This weekend, England’s women’s soccer team played Germany in an historic match at Wembly national stadium. As the Independent reports, “It was the first standalone game for women at the home of football, drew a record crowd of 46,000, was shown live in TV coverage on the BBC, and introduced a generation of young girls to the idea of the women’s team being treated the same as the men for the first time.” 

After the game, one male viewer, David Hickey, wrote a letter to the editor asking why it was aired when women’s soccer clearly doesn’t compare to the men’s game. “Women can’t play football,” he wrote. “They don’t even know the basic rules.” Here’s his full message:

 

As ...

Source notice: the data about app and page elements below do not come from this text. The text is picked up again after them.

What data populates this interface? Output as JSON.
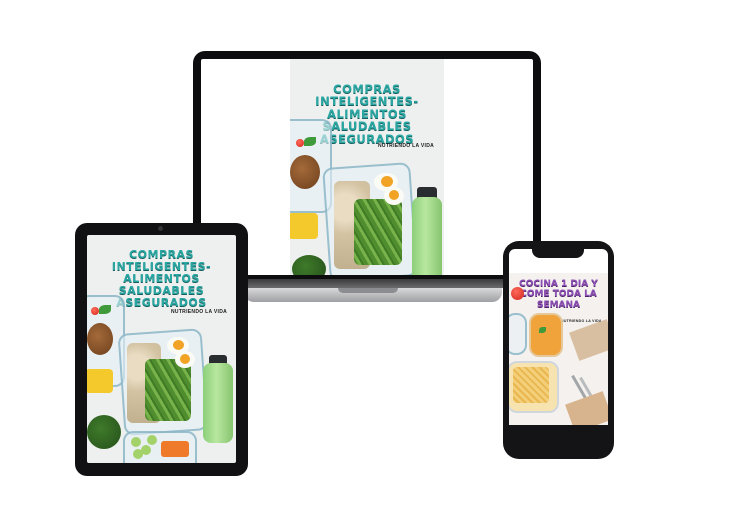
{
  "laptop_cover": {
    "title_line1": "COMPRAS INTELIGENTES-",
    "title_line2": "ALIMENTOS SALUDABLES",
    "title_line3": "ASEGURADOS",
    "author": "NUTRIENDO LA VIDA"
  },
  "tablet_cover": {
    "title_line1": "COMPRAS INTELIGENTES-",
    "title_line2": "ALIMENTOS SALUDABLES",
    "title_line3": "ASEGURADOS",
    "author": "NUTRIENDO LA VIDA"
  },
  "phone_cover": {
    "title_line1": "COCINA 1 DIA Y",
    "title_line2": "COME TODA LA",
    "title_line3": "SEMANA",
    "author": "NUTRIENDO LA VIDA"
  },
  "colors": {
    "title_teal": "#2aa7a3",
    "title_purple": "#8d4fb5",
    "device_black": "#111114"
  }
}
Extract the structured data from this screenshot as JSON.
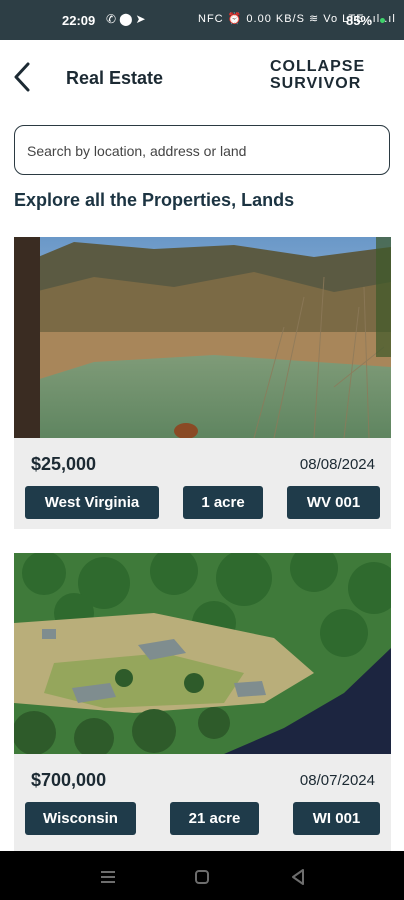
{
  "status_bar": {
    "time": "22:09",
    "left_icons": [
      "phone-icon",
      "location-icon",
      "send-icon"
    ],
    "right_text": "NFC ⏰ 0.00 KB/S ≋ Vo LTE .ıl .ıl",
    "battery": "85%"
  },
  "header": {
    "title": "Real Estate",
    "logo_line1": "COLLAPSE",
    "logo_line2": "SURVIVOR"
  },
  "search": {
    "placeholder": "Search by location, address or land"
  },
  "section_title": "Explore all the Properties, Lands",
  "listings": [
    {
      "price": "$25,000",
      "date": "08/08/2024",
      "state": "West Virginia",
      "size": "1 acre",
      "code": "WV 001"
    },
    {
      "price": "$700,000",
      "date": "08/07/2024",
      "state": "Wisconsin",
      "size": "21 acre",
      "code": "WI 001"
    }
  ],
  "colors": {
    "status_bar": "#2d3e45",
    "tag_bg": "#1f3b4a",
    "card_bg": "#ededed",
    "text_dark": "#1c2a33"
  }
}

This weekend, England’s women’s soccer team played Germany in an historic match at Wembly national stadium. As the Independent reports, “It was the first standalone game for women at the home of football, drew a ...